Task: Show the lines below where "subtitle" occurs.

The data:
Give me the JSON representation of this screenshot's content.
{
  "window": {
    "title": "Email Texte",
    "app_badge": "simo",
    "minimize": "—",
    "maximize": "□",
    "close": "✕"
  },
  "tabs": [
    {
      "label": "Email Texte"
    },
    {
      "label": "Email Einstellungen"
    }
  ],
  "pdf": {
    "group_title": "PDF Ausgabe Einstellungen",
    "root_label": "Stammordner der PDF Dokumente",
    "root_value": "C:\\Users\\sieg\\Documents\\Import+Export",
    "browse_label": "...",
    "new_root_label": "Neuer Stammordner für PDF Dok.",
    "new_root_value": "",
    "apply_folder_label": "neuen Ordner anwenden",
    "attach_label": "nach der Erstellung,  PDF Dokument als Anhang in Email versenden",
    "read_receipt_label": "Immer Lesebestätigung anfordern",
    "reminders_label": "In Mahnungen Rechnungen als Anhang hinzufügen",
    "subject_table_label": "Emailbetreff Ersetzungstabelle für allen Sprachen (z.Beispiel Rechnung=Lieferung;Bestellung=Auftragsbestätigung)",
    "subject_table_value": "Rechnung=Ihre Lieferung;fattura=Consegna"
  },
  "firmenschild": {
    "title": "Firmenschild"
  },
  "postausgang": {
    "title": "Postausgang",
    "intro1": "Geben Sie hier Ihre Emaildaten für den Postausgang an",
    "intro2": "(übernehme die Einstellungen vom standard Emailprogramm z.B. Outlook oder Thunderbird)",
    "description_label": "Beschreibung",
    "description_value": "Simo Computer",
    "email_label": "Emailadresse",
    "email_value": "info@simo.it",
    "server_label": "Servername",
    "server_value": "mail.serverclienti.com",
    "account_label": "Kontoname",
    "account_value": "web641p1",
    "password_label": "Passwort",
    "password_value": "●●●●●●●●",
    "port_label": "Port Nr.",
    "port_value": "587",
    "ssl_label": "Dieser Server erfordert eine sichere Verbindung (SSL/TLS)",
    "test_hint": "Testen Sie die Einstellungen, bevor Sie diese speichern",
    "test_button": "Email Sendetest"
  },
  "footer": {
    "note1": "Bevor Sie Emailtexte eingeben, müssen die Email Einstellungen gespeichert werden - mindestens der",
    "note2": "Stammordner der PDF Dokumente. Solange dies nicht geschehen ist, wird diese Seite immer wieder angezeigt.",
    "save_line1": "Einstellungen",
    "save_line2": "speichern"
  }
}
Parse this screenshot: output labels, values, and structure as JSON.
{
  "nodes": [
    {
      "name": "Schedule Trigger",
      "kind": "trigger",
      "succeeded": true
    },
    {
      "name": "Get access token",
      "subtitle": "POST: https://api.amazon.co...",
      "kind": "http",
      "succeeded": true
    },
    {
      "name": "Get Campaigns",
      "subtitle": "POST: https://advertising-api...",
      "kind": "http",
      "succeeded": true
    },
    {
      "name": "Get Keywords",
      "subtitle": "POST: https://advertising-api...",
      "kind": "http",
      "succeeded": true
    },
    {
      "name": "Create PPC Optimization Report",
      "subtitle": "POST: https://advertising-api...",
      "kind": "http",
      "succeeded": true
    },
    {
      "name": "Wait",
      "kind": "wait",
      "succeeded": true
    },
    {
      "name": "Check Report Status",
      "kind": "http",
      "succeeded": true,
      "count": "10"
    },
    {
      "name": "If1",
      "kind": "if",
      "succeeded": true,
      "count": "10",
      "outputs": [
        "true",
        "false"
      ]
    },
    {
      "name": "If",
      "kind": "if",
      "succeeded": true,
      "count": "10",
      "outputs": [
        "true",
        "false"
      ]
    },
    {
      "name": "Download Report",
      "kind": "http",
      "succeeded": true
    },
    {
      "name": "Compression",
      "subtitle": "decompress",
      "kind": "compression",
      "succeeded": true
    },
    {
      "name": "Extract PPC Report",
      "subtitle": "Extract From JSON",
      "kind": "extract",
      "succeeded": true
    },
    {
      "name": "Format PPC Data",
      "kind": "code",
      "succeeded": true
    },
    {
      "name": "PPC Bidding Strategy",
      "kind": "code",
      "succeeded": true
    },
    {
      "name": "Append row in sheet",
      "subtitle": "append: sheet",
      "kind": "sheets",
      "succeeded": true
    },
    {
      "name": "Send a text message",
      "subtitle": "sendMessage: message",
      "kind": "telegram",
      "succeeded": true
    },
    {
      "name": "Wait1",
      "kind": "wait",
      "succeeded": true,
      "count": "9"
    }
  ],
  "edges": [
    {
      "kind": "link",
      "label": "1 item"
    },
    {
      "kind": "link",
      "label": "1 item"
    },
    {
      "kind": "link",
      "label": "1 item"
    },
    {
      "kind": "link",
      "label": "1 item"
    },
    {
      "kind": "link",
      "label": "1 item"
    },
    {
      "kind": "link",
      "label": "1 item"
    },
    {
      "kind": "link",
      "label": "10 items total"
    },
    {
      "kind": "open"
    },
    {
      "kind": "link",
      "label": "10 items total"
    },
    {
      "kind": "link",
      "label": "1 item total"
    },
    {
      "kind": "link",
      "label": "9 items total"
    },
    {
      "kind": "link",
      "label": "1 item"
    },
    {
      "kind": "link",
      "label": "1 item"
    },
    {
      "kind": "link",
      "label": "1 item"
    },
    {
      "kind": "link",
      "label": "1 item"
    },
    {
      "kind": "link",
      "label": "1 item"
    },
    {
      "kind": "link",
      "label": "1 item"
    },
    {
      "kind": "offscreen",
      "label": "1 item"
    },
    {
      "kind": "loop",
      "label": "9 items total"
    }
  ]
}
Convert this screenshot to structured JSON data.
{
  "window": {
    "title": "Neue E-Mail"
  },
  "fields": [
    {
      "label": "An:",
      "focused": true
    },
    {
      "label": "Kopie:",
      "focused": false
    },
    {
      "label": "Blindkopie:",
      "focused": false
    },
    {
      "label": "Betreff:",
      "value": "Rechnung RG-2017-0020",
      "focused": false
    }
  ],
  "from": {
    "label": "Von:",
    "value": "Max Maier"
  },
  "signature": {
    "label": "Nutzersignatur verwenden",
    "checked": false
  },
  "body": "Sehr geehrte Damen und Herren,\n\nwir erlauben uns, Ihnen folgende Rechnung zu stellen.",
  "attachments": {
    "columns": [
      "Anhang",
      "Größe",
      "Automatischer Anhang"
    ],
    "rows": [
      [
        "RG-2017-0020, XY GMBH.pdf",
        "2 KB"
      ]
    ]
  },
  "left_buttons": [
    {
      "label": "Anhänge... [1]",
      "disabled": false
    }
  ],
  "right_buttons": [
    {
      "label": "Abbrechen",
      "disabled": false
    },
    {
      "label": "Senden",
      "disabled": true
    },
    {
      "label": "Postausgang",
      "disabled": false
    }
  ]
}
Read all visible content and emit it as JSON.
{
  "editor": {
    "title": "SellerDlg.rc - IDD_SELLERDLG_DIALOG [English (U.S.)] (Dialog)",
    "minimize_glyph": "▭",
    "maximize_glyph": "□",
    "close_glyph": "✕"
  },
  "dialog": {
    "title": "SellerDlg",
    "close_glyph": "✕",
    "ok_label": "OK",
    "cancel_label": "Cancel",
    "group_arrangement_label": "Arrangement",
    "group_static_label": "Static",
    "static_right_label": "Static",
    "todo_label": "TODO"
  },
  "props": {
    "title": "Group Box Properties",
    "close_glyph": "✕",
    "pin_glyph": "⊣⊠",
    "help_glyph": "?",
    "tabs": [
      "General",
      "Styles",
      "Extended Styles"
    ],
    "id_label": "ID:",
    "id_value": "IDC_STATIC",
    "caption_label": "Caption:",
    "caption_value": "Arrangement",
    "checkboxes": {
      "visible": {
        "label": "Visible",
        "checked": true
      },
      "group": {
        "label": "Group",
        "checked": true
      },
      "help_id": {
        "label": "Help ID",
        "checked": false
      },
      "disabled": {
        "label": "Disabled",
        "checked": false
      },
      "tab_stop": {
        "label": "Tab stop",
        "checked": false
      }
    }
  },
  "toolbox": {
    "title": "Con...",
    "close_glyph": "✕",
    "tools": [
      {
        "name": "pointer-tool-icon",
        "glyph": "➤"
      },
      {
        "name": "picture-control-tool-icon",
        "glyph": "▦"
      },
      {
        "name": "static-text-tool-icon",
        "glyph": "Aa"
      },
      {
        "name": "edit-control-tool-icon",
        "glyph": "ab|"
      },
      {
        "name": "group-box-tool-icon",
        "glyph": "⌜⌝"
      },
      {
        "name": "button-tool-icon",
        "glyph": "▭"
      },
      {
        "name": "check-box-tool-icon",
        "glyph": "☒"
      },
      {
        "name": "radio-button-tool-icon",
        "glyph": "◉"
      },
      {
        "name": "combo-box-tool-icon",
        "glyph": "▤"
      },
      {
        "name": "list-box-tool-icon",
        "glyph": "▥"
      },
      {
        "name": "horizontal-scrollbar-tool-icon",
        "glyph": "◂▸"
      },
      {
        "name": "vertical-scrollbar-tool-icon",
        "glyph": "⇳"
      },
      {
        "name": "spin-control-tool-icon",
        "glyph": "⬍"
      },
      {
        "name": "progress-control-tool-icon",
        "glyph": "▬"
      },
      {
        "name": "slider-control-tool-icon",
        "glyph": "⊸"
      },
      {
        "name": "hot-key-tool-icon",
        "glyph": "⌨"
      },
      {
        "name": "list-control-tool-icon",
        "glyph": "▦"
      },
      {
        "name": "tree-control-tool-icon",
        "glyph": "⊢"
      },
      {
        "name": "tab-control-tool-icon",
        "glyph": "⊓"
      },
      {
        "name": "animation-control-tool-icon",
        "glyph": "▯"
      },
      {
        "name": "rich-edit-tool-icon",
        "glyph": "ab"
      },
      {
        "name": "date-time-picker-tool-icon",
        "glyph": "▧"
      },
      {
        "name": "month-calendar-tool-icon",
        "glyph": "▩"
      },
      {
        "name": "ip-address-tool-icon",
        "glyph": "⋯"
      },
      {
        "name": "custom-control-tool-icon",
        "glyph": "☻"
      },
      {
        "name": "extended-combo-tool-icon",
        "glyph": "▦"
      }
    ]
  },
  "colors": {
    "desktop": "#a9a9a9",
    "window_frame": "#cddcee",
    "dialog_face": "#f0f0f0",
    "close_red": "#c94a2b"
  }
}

Worked solution:
      "subtitle": "POST: https://api.amazon.co...",
      "subtitle": "POST: https://advertising-api...",
      "subtitle": "POST: https://advertising-api...",
      "subtitle": "POST: https://advertising-api...",
      "subtitle": "decompress",
      "subtitle": "Extract From JSON",
      "subtitle": "append: sheet",
      "subtitle": "sendMessage: message",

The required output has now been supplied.